What is being asked — Would you print every entry exactly as it appears?

Given entries —
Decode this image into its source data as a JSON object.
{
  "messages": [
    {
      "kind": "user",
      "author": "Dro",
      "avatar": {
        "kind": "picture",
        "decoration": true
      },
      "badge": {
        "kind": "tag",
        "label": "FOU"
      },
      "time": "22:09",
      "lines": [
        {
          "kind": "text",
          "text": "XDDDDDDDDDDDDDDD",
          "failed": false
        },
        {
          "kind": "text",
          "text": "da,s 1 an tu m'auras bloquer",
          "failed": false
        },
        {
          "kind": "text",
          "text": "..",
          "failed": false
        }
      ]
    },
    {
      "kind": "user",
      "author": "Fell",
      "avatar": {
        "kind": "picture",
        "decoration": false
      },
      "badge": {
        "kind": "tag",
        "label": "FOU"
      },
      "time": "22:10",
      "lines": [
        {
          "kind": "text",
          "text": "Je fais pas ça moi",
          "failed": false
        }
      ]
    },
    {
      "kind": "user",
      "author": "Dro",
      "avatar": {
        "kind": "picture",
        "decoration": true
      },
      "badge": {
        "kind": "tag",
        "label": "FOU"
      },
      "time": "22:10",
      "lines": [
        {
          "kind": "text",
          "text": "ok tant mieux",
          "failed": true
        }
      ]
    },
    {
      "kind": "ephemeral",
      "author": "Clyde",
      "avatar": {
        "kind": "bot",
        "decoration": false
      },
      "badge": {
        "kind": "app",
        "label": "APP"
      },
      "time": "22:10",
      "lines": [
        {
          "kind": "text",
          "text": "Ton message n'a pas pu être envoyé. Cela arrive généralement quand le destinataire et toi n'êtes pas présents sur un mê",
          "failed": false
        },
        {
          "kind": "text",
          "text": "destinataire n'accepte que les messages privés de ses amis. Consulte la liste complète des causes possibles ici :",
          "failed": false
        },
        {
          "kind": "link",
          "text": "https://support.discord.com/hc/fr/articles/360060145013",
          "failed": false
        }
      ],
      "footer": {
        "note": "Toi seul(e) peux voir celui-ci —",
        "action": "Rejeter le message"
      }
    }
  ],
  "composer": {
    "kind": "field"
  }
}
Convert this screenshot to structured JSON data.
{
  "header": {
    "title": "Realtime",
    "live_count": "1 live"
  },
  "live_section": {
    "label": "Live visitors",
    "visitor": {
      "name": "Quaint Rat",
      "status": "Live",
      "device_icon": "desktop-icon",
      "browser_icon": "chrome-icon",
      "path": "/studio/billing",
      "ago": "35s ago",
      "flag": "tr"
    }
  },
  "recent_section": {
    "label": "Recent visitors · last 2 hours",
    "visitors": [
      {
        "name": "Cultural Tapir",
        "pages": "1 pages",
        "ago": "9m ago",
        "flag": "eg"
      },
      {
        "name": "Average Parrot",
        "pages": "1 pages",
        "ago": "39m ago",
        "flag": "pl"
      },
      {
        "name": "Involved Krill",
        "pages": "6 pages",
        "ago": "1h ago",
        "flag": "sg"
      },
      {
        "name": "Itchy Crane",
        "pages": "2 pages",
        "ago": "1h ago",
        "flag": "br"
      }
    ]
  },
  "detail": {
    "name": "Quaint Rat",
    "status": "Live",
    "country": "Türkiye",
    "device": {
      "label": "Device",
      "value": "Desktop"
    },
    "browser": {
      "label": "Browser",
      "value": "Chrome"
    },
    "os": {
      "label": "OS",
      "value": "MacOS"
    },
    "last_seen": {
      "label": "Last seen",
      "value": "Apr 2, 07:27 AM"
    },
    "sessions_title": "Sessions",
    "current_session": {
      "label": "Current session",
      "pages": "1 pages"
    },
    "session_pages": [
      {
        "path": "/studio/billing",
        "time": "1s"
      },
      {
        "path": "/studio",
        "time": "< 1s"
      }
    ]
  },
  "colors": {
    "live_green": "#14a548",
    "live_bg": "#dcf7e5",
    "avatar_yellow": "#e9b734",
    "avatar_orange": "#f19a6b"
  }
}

Answer to the exercise —
Decode this image into its source data as a JSON object.
{
  "messages": [
    {
      "kind": "user",
      "author": "Dro",
      "avatar": {
        "kind": "picture",
        "decoration": true
      },
      "badge": {
        "kind": "tag",
        "label": "FOU"
      },
      "time": "22:09",
      "lines": [
        {
          "kind": "text",
          "text": "XDDDDDDDDDDDDDDD",
          "failed": false
        },
        {
          "kind": "text",
          "text": "da,s 1 an tu m'auras bloquer",
          "failed": false
        },
        {
          "kind": "text",
          "text": "..",
          "failed": false
        }
      ]
    },
    {
      "kind": "user",
      "author": "Fell",
      "avatar": {
        "kind": "picture",
        "decoration": false
      },
      "badge": {
        "kind": "tag",
        "label": "FOU"
      },
      "time": "22:10",
      "lines": [
        {
          "kind": "text",
          "text": "Je fais pas ça moi",
          "failed": false
        }
      ]
    },
    {
      "kind": "user",
      "author": "Dro",
      "avatar": {
        "kind": "picture",
        "decoration": true
      },
      "badge": {
        "kind": "tag",
        "label": "FOU"
      },
      "time": "22:10",
      "lines": [
        {
          "kind": "text",
          "text": "ok tant mieux",
          "failed": true
        }
      ]
    },
    {
      "kind": "ephemeral",
      "author": "Clyde",
      "avatar": {
        "kind": "bot",
        "decoration": false
      },
      "badge": {
        "kind": "app",
        "label": "APP"
      },
      "time": "22:10",
      "lines": [
        {
          "kind": "text",
          "text": "Ton message n'a pas pu être envoyé. Cela arrive généralement quand le destinataire et toi n'êtes pas présents sur un mê",
          "failed": false
        },
        {
          "kind": "text",
          "text": "destinataire n'accepte que les messages privés de ses amis. Consulte la liste complète des causes possibles ici :",
          "failed": false
        },
        {
          "kind": "link",
          "text": "https://support.discord.com/hc/fr/articles/360060145013",
          "failed": false
        }
      ],
      "footer": {
        "note": "Toi seul(e) peux voir celui-ci —",
        "action": "Rejeter le message"
      }
    }
  ],
  "composer": {
    "kind": "field"
  }
}
Convert this screenshot to structured JSON data.
{
  "header": {
    "title": "Realtime",
    "live_count": "1 live"
  },
  "live_section": {
    "label": "Live visitors",
    "visitor": {
      "name": "Quaint Rat",
      "status": "Live",
      "device_icon": "desktop-icon",
      "browser_icon": "chrome-icon",
      "path": "/studio/billing",
      "ago": "35s ago",
      "flag": "tr"
    }
  },
  "recent_section": {
    "label": "Recent visitors · last 2 hours",
    "visitors": [
      {
        "name": "Cultural Tapir",
        "pages": "1 pages",
        "ago": "9m ago",
        "flag": "eg"
      },
      {
        "name": "Average Parrot",
        "pages": "1 pages",
        "ago": "39m ago",
        "flag": "pl"
      },
      {
        "name": "Involved Krill",
        "pages": "6 pages",
        "ago": "1h ago",
        "flag": "sg"
      },
      {
        "name": "Itchy Crane",
        "pages": "2 pages",
        "ago": "1h ago",
        "flag": "br"
      }
    ]
  },
  "detail": {
    "name": "Quaint Rat",
    "status": "Live",
    "country": "Türkiye",
    "device": {
      "label": "Device",
      "value": "Desktop"
    },
    "browser": {
      "label": "Browser",
      "value": "Chrome"
    },
    "os": {
      "label": "OS",
      "value": "MacOS"
    },
    "last_seen": {
      "label": "Last seen",
      "value": "Apr 2, 07:27 AM"
    },
    "sessions_title": "Sessions",
    "current_session": {
      "label": "Current session",
      "pages": "1 pages"
    },
    "session_pages": [
      {
        "path": "/studio/billing",
        "time": "1s"
      },
      {
        "path": "/studio",
        "time": "< 1s"
      }
    ]
  },
  "colors": {
    "live_green": "#14a548",
    "live_bg": "#dcf7e5",
    "avatar_yellow": "#e9b734",
    "avatar_orange": "#f19a6b"
  }
}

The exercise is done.